Download the latest Sexuality, Intimacy and Cancer Self-Help Guide (opens in a new window)

Michael's Intensive Supported Housing Accord (MISHA) Evaluation (2011-2014)

  • Researchers: Paul Flatau, Lucy Burns, Elizabeth Conroy, Bridget Spicer, Tony Eardley
  • Funded by Mission Australia through a philanthropic donation ($230,568)
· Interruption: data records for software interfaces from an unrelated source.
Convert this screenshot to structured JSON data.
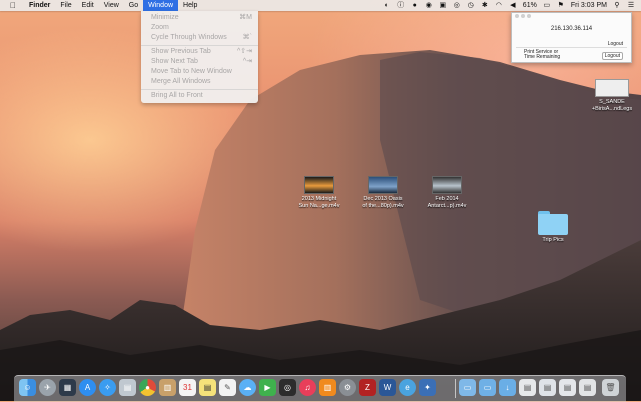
{
  "menubar": {
    "apple": "",
    "app_name": "Finder",
    "menus": [
      "File",
      "Edit",
      "View",
      "Go",
      "Window",
      "Help"
    ],
    "active_menu": "Window",
    "battery": "61%",
    "clock": "Fri 3:03 PM"
  },
  "window_menu": {
    "items": [
      {
        "label": "Minimize",
        "shortcut": "⌘M"
      },
      {
        "label": "Zoom",
        "shortcut": ""
      },
      {
        "label": "Cycle Through Windows",
        "shortcut": "⌘`"
      },
      {
        "label": "Show Previous Tab",
        "shortcut": "^⇧⇥"
      },
      {
        "label": "Show Next Tab",
        "shortcut": "^⇥"
      },
      {
        "label": "Move Tab to New Window",
        "shortcut": ""
      },
      {
        "label": "Merge All Windows",
        "shortcut": ""
      },
      {
        "label": "Bring All to Front",
        "shortcut": ""
      }
    ]
  },
  "popup_window": {
    "ip": "216.130.36.114",
    "logout_label": "Logout",
    "print_label_1": "Print Service or",
    "print_label_2": "Time Remaining",
    "logout_button": "Logout"
  },
  "desktop_icons": [
    {
      "line1": "2013 Midnight",
      "line2": "Sun Na...ge.m4v"
    },
    {
      "line1": "Dec 2013 Oasis",
      "line2": "of the...80p).m4v"
    },
    {
      "line1": "Feb 2014",
      "line2": "Antarct...p).m4v"
    },
    {
      "line1": "Trip Pics",
      "line2": ""
    },
    {
      "line1": "S_SANDE",
      "line2": "+BirisA...ndLegs"
    }
  ],
  "dock": {
    "apps": [
      "finder-icon",
      "launchpad-icon",
      "mission-control-icon",
      "app-store-icon",
      "safari-icon",
      "preview-icon",
      "chrome-icon",
      "notes-icon",
      "calendar-icon",
      "stickies-icon",
      "textedit-icon",
      "messages-icon",
      "facetime-icon",
      "photo-booth-icon",
      "itunes-icon",
      "ibooks-icon",
      "system-preferences-icon",
      "filezilla-icon",
      "word-icon",
      "iexplorer-icon",
      "vpn-icon"
    ],
    "stacks": [
      "applications-stack-icon",
      "documents-stack-icon",
      "downloads-stack-icon",
      "screenshot-stack-1",
      "screenshot-stack-2",
      "screenshot-stack-3",
      "screenshot-stack-4",
      "trash-icon"
    ]
  }
}
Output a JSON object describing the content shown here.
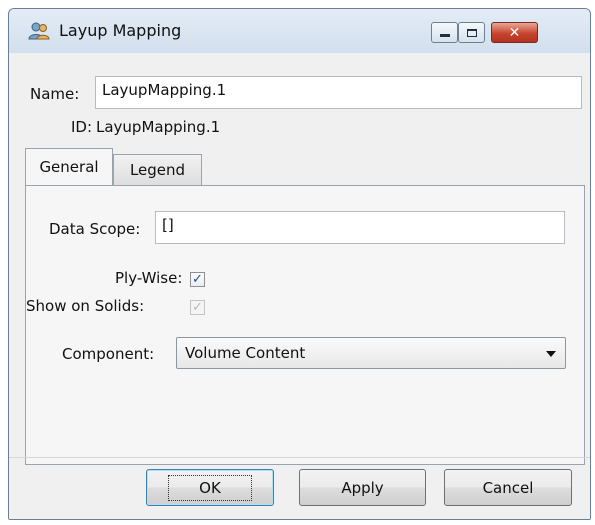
{
  "window": {
    "title": "Layup Mapping",
    "app_icon": "users-icon",
    "controls": {
      "minimize": "minimize-icon",
      "maximize": "maximize-icon",
      "close_glyph": "✕"
    }
  },
  "form": {
    "name_label": "Name:",
    "name_value": "LayupMapping.1",
    "id_label": "ID:",
    "id_value": "LayupMapping.1"
  },
  "tabs": [
    {
      "label": "General",
      "active": true
    },
    {
      "label": "Legend",
      "active": false
    }
  ],
  "general": {
    "data_scope_label": "Data Scope:",
    "data_scope_value": "[]",
    "ply_wise_label": "Ply-Wise:",
    "ply_wise_checked": true,
    "show_on_solids_label": "Show on Solids:",
    "show_on_solids_checked": true,
    "show_on_solids_enabled": false,
    "component_label": "Component:",
    "component_value": "Volume Content"
  },
  "buttons": {
    "ok": "OK",
    "apply": "Apply",
    "cancel": "Cancel"
  },
  "colors": {
    "titlebar": "#d8e4f0",
    "close_button": "#c7452e",
    "check_mark": "#2a4f87"
  }
}
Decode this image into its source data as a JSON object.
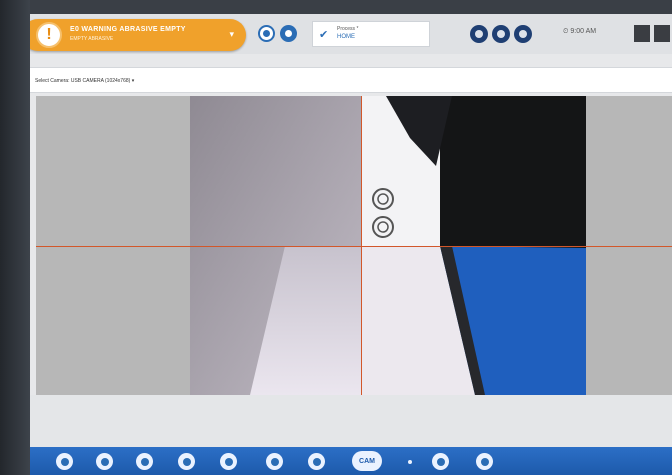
{
  "alert": {
    "icon": "exclamation-icon",
    "title": "E0 WARNING ABRASIVE EMPTY",
    "subtitle": "EMPTY ABRASIVE"
  },
  "process": {
    "label": "Process *",
    "value": "HOME"
  },
  "clock": {
    "time": "9:00 AM"
  },
  "camera": {
    "select_label": "Select Camera: USB CAMERA (1024x768) ▾"
  },
  "dock": {
    "cam_label": "CAM",
    "icons": [
      "globe-icon",
      "user-icon",
      "alert-icon",
      "wrench-icon",
      "gears-icon",
      "person-icon",
      "monitor-icon",
      "camera-icon",
      "dot-icon",
      "card-icon",
      "sound-icon"
    ]
  },
  "colors": {
    "accent": "#2b6db5",
    "warning": "#f0a12b",
    "crosshair": "#d2572a",
    "dock": "#1d5aab"
  }
}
The MISHA Project was a collaborative research venture with Mission Australia that commenced in late 2010. It aimed to evaluate Michael's Intensive Supportive Housing Accord (MISHA), a 'housing-first'-type model that provided housing and case management for 75 chronically-homeless men in the Parramatta area. The evaluation involved: 1) Two year longitudinal client survey examining outcomes with respect to housing, economic and social participation, and physical and mental health; 2) In-depth interviews with clients and caseworkers to explore the critical success factors and barriers for the project; and 3) Cost analysis that modelled the savings associated with providing the MISHA service compared to the costs that would have been incurred by the government if the sample had remained homeless. The baseline and 12-month findings have been published and the 24 month findings are available in the From Homelessness to Sustained Housing: MISHA Research Report 2010-2013 PDF, 2405.97 KB (Opens in a new window). It is hoped that the findings from this research will inform housing and homelessness policy and improve the design of similar programs in the future.
In November 2014, the MISHA Evaluation won theExcellence in Social Impact Measurement award (opens in a new window). The award was presented by the Social Impact Measurement Network of Australia (SIMNA) and recognises best practice in outcomes measurement in the social sector.

An evaluation of the Inner City Drift Project (2012-2013)

  • Researchers: Elizabeth Conroy

System and Services Integration in the mental health, drug and alcohol and homelessness sectors (2009-2011)

  • Researchers: Elizabeth Conroy